The computers at NeXT, Jobs explained, were all connected over a network that allowed him access to all of his files, wherever he was. People often point to this as Jobs predicting something like iCloud decades before it became a reality.

What really stuck out to me, though, was that Jobs was appealing to these developers to change the world of computing with their creations. Apple, as he would make it, was going to be a company that pioneered big ideas and monumental changes in the way that computers worked once again, without getting mired in the proprietary technologies and timidity that had caused it to stagnate under John Sculley and later, Amelio.

Just months after that 1997 WWDC, Jobs would announce a $150M investment by Microsoft at an infamous Macworld in Boston. Apple wasn’t out of the woods yet and wouldn’t really start to recover for several years yet, but that was the turning point.

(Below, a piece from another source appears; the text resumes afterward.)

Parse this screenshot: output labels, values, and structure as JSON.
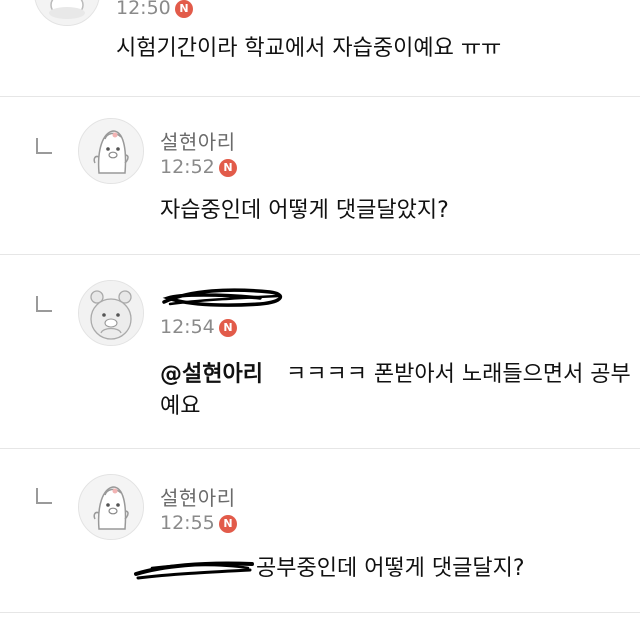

The Apple of today, Tim Cook’s Apple, is a far different company than it was back then. It’s in a position of power, not recovery. But that doesn’t mean that Cook isn’t going to be continuing to push for the company to ‘change the world’. Back then, the best hope for Apple was the developers creating independent software for NeXT signing on to Jobs’ vision and continuing to do the same for OS X.

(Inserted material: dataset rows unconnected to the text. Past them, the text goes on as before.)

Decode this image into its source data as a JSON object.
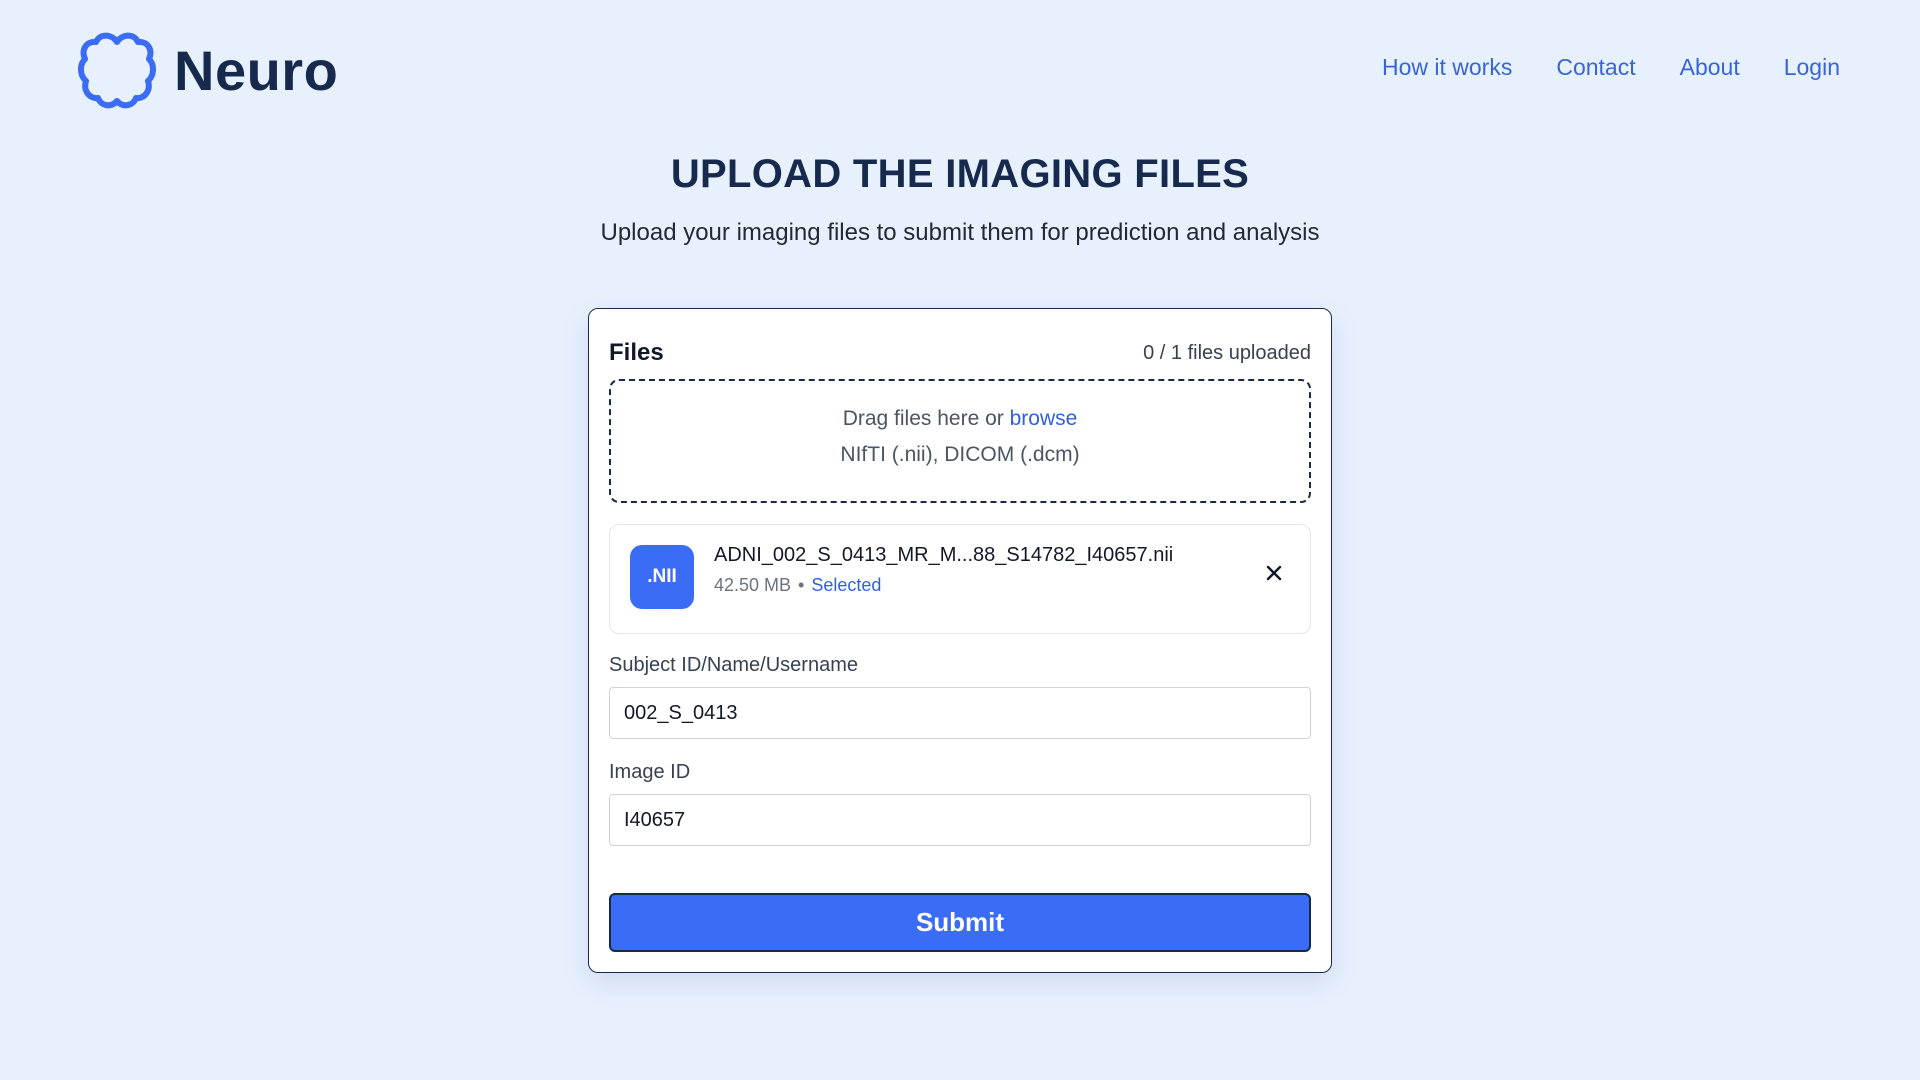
{
  "brand": {
    "name": "Neuro",
    "icon": "brain-icon"
  },
  "nav": {
    "items": [
      {
        "label": "How it works"
      },
      {
        "label": "Contact"
      },
      {
        "label": "About"
      },
      {
        "label": "Login"
      }
    ]
  },
  "page": {
    "title": "UPLOAD THE IMAGING FILES",
    "subtitle": "Upload your imaging files to submit them for prediction and analysis"
  },
  "upload": {
    "title": "Files",
    "count": "0 / 1 files uploaded",
    "dropzone": {
      "text": "Drag files here or ",
      "browse": "browse",
      "formats": "NIfTI (.nii), DICOM (.dcm)"
    },
    "file": {
      "badge": ".NII",
      "name": "ADNI_002_S_0413_MR_M...88_S14782_I40657.nii",
      "size": "42.50 MB",
      "separator": "•",
      "status": "Selected",
      "remove_icon": "close-icon"
    },
    "fields": {
      "subject_label": "Subject ID/Name/Username",
      "subject_value": "002_S_0413",
      "image_label": "Image ID",
      "image_value": "I40657"
    },
    "submit_label": "Submit"
  },
  "colors": {
    "background": "#e7f1fe",
    "primary": "#3b6cf6",
    "link": "#3a64d6",
    "heading": "#172a4e"
  }
}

While there are still innovative and talented developers working on products for OS X, Cook’s plea was directed mainly at those making things for iOS. This is what the video focused on and, frankly, it’s representative of what Apple as a company makes most of its money on these days.

But it also demonstrated that, amongst the fart apps and crappy in-app-purchase scam games, there are also those which are truly beneficial to the world. The next generation of computer users will be touch native, and these computers we carry around in our pockets will likely be the first ones that they use. It unquestionably makes promotional sense for Apple to emphasize that they have the leading development platform, but the push for developers to create things that are worthwhile is an important one.

“The products we make, combined with the apps that you create, can fundamentally change the world,” Cook said, closing out his speech. “And really, I can’t think of a better reason of getting up in the morning.”

Ultimately, Apple is a company that is very good at promoting itself, so the speeches that its executives give are really just well-rehearsed PR pitches. But the contents of this particular pitch are interesting and show that Apple, as the most powerful tech company in the world, is at least taking responsibility for its position and encouraging developers on its platform to make tools that help people improve their lives.

There are still a lot of questions unanswered about the future of the App Store, including how Apple will create an environment that singles out and fosters good software. It also needs to revisit the way that it treats developers when it comes to communication with regards to app rejections. And then there are the edge cases when litigation can put those same life-changing apps in jeopardy.

But if this is Tim Cook’s pitch for the future of app development, then there seems to be some hope yet:

“Ultimately, it’s why people choose to come work at Apple, and with Apple. To do the very best work of their lives. To create products that empower people to do great things. To make a difference in the lives of so many people around the world.”